### BRIEF
Each line below must be reproduced exactly, though the pictures are to be dropped.

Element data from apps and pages
====

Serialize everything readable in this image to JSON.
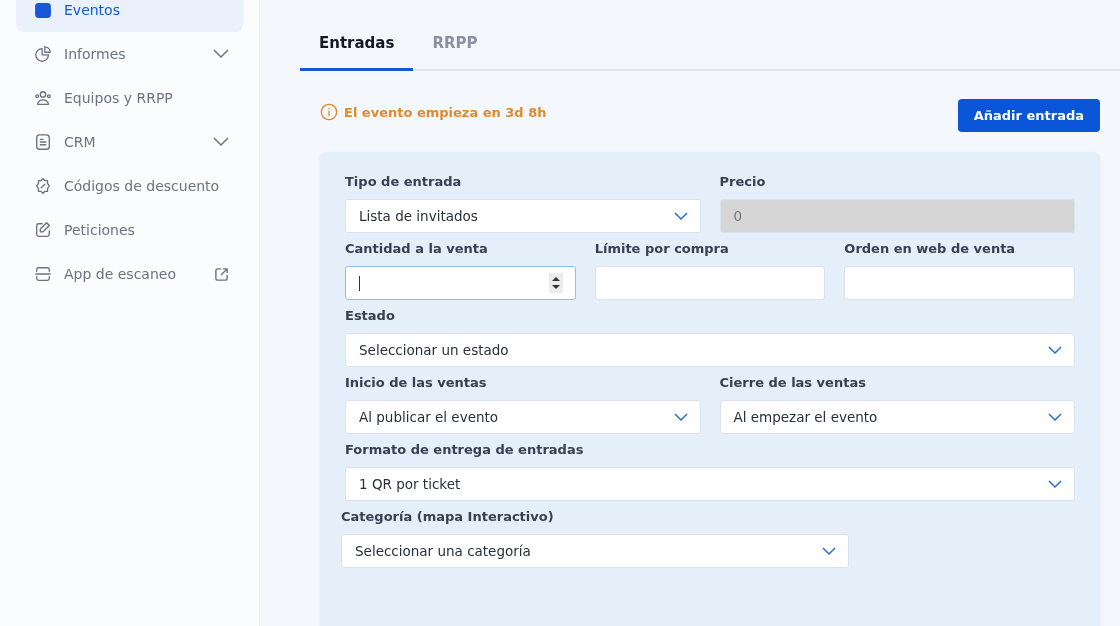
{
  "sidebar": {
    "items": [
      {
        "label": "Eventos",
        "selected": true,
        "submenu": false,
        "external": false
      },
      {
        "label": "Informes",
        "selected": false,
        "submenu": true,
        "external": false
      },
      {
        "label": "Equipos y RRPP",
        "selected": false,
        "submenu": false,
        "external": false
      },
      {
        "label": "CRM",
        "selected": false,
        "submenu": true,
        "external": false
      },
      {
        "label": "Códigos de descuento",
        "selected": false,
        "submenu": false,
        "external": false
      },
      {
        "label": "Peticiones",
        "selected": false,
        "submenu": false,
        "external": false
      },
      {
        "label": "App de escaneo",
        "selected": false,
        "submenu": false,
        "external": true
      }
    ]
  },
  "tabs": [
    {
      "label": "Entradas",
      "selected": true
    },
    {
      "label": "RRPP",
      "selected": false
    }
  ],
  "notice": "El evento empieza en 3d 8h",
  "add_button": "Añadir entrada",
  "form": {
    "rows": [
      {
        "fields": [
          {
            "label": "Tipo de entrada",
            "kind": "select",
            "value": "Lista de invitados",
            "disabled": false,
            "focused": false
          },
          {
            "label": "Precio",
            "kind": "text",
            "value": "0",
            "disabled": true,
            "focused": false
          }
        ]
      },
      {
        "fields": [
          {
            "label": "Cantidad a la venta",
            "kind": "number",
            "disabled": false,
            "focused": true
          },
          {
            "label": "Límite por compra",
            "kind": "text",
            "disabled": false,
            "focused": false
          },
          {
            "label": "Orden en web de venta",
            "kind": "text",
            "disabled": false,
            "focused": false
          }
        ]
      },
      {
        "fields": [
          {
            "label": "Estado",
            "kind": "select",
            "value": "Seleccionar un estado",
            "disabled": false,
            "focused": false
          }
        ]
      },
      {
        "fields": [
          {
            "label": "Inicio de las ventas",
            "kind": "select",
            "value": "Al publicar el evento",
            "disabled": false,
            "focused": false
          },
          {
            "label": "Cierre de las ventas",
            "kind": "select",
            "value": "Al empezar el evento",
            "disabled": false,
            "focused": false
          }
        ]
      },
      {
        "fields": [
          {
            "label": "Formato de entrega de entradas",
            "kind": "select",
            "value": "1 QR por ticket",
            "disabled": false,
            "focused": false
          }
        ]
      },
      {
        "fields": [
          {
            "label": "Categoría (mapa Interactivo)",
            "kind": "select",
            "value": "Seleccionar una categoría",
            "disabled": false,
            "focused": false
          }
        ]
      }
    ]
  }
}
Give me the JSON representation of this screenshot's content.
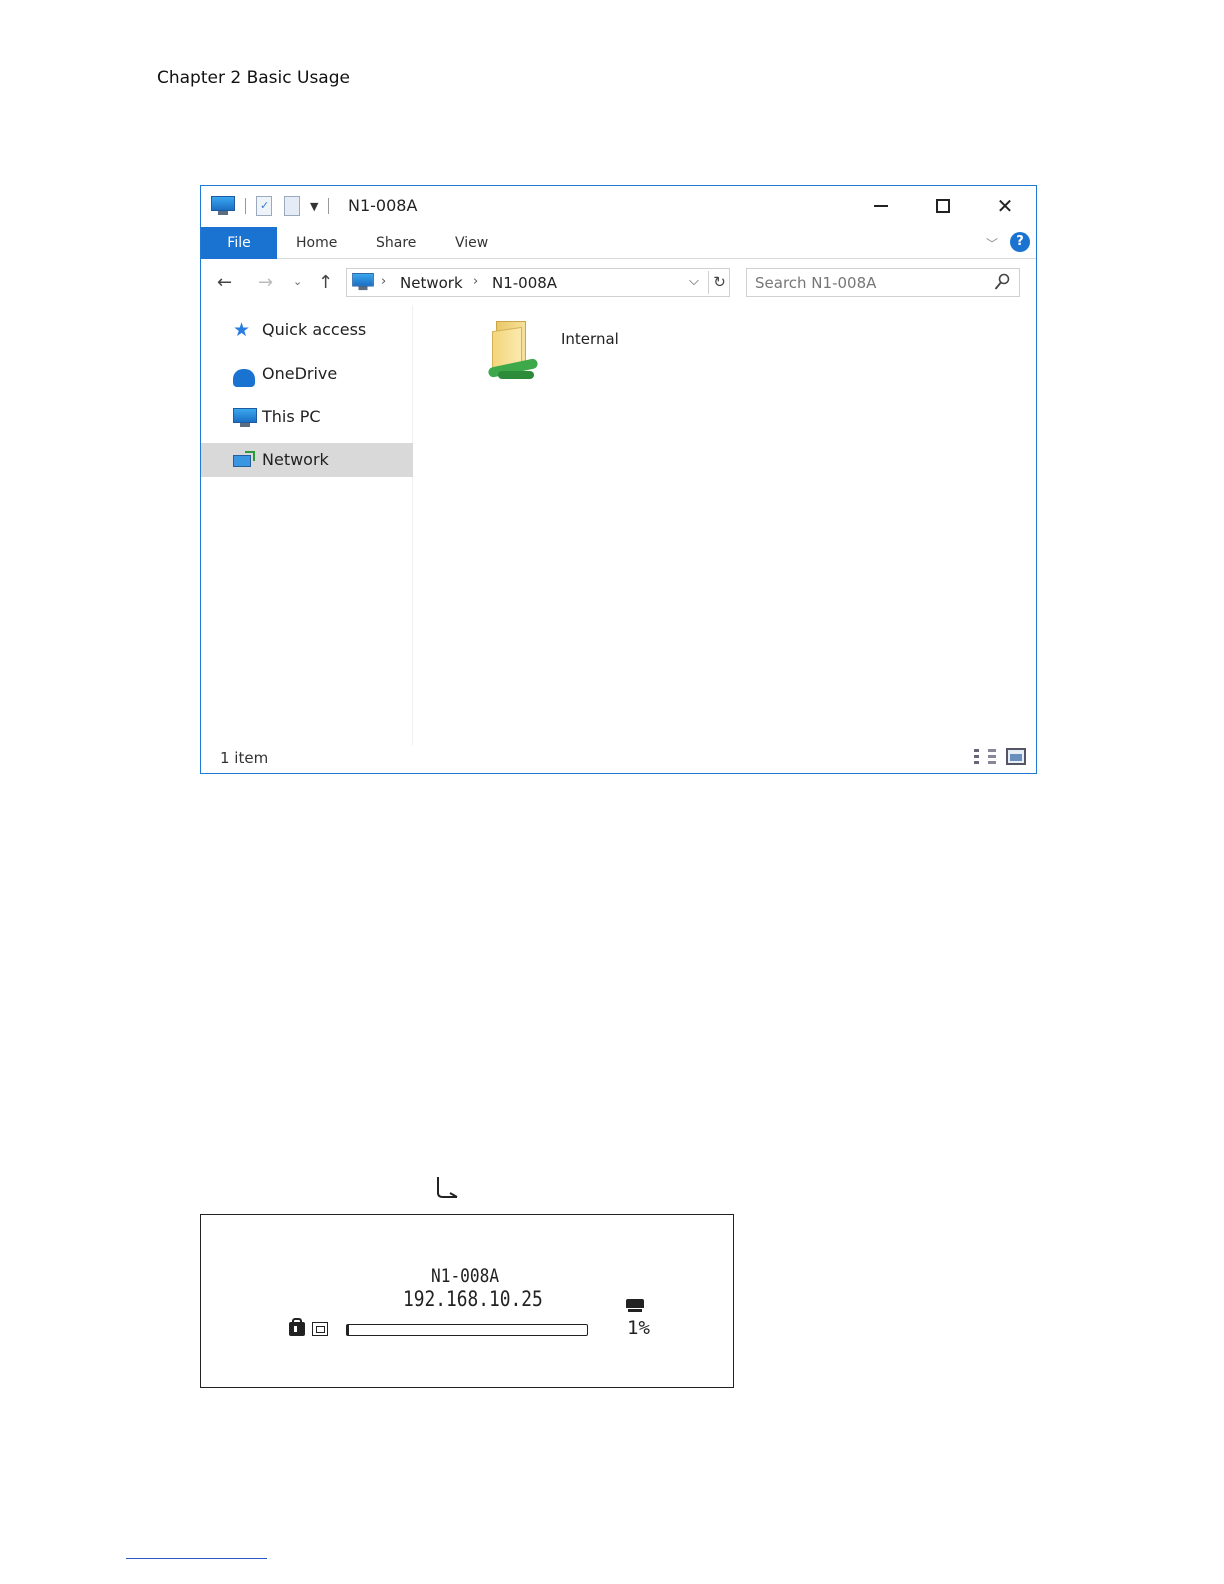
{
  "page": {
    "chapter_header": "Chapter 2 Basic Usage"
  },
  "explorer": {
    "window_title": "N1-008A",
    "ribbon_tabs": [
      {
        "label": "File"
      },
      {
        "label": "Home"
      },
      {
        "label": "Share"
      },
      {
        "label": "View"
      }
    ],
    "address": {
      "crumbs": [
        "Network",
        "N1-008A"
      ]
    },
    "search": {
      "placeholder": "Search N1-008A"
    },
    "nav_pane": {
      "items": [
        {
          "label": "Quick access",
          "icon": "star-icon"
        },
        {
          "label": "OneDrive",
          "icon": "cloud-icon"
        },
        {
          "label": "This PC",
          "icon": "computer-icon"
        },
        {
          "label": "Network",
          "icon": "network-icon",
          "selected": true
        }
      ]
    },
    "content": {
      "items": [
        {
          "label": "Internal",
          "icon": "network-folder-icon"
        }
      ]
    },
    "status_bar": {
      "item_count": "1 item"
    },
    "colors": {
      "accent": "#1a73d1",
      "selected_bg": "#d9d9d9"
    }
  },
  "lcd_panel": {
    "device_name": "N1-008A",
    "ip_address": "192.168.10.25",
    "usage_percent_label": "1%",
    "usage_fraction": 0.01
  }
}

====

### ANSWER BOX
Serialize everything readable in this image to JSON.
{
  "sidebar": {
    "items": [
      {
        "label": "Eventos",
        "selected": true,
        "submenu": false,
        "external": false
      },
      {
        "label": "Informes",
        "selected": false,
        "submenu": true,
        "external": false
      },
      {
        "label": "Equipos y RRPP",
        "selected": false,
        "submenu": false,
        "external": false
      },
      {
        "label": "CRM",
        "selected": false,
        "submenu": true,
        "external": false
      },
      {
        "label": "Códigos de descuento",
        "selected": false,
        "submenu": false,
        "external": false
      },
      {
        "label": "Peticiones",
        "selected": false,
        "submenu": false,
        "external": false
      },
      {
        "label": "App de escaneo",
        "selected": false,
        "submenu": false,
        "external": true
      }
    ]
  },
  "tabs": [
    {
      "label": "Entradas",
      "selected": true
    },
    {
      "label": "RRPP",
      "selected": false
    }
  ],
  "notice": "El evento empieza en 3d 8h",
  "add_button": "Añadir entrada",
  "form": {
    "rows": [
      {
        "fields": [
          {
            "label": "Tipo de entrada",
            "kind": "select",
            "value": "Lista de invitados",
            "disabled": false,
            "focused": false
          },
          {
            "label": "Precio",
            "kind": "text",
            "value": "0",
            "disabled": true,
            "focused": false
          }
        ]
      },
      {
        "fields": [
          {
            "label": "Cantidad a la venta",
            "kind": "number",
            "disabled": false,
            "focused": true
          },
          {
            "label": "Límite por compra",
            "kind": "text",
            "disabled": false,
            "focused": false
          },
          {
            "label": "Orden en web de venta",
            "kind": "text",
            "disabled": false,
            "focused": false
          }
        ]
      },
      {
        "fields": [
          {
            "label": "Estado",
            "kind": "select",
            "value": "Seleccionar un estado",
            "disabled": false,
            "focused": false
          }
        ]
      },
      {
        "fields": [
          {
            "label": "Inicio de las ventas",
            "kind": "select",
            "value": "Al publicar el evento",
            "disabled": false,
            "focused": false
          },
          {
            "label": "Cierre de las ventas",
            "kind": "select",
            "value": "Al empezar el evento",
            "disabled": false,
            "focused": false
          }
        ]
      },
      {
        "fields": [
          {
            "label": "Formato de entrega de entradas",
            "kind": "select",
            "value": "1 QR por ticket",
            "disabled": false,
            "focused": false
          }
        ]
      },
      {
        "fields": [
          {
            "label": "Categoría (mapa Interactivo)",
            "kind": "select",
            "value": "Seleccionar una categoría",
            "disabled": false,
            "focused": false
          }
        ]
      }
    ]
  }
}
Give me the JSON representation of this screenshot's content.
{
  "page": {
    "chapter_header": "Chapter 2 Basic Usage"
  },
  "explorer": {
    "window_title": "N1-008A",
    "ribbon_tabs": [
      {
        "label": "File"
      },
      {
        "label": "Home"
      },
      {
        "label": "Share"
      },
      {
        "label": "View"
      }
    ],
    "address": {
      "crumbs": [
        "Network",
        "N1-008A"
      ]
    },
    "search": {
      "placeholder": "Search N1-008A"
    },
    "nav_pane": {
      "items": [
        {
          "label": "Quick access",
          "icon": "star-icon"
        },
        {
          "label": "OneDrive",
          "icon": "cloud-icon"
        },
        {
          "label": "This PC",
          "icon": "computer-icon"
        },
        {
          "label": "Network",
          "icon": "network-icon",
          "selected": true
        }
      ]
    },
    "content": {
      "items": [
        {
          "label": "Internal",
          "icon": "network-folder-icon"
        }
      ]
    },
    "status_bar": {
      "item_count": "1 item"
    },
    "colors": {
      "accent": "#1a73d1",
      "selected_bg": "#d9d9d9"
    }
  },
  "lcd_panel": {
    "device_name": "N1-008A",
    "ip_address": "192.168.10.25",
    "usage_percent_label": "1%",
    "usage_fraction": 0.01
  }
}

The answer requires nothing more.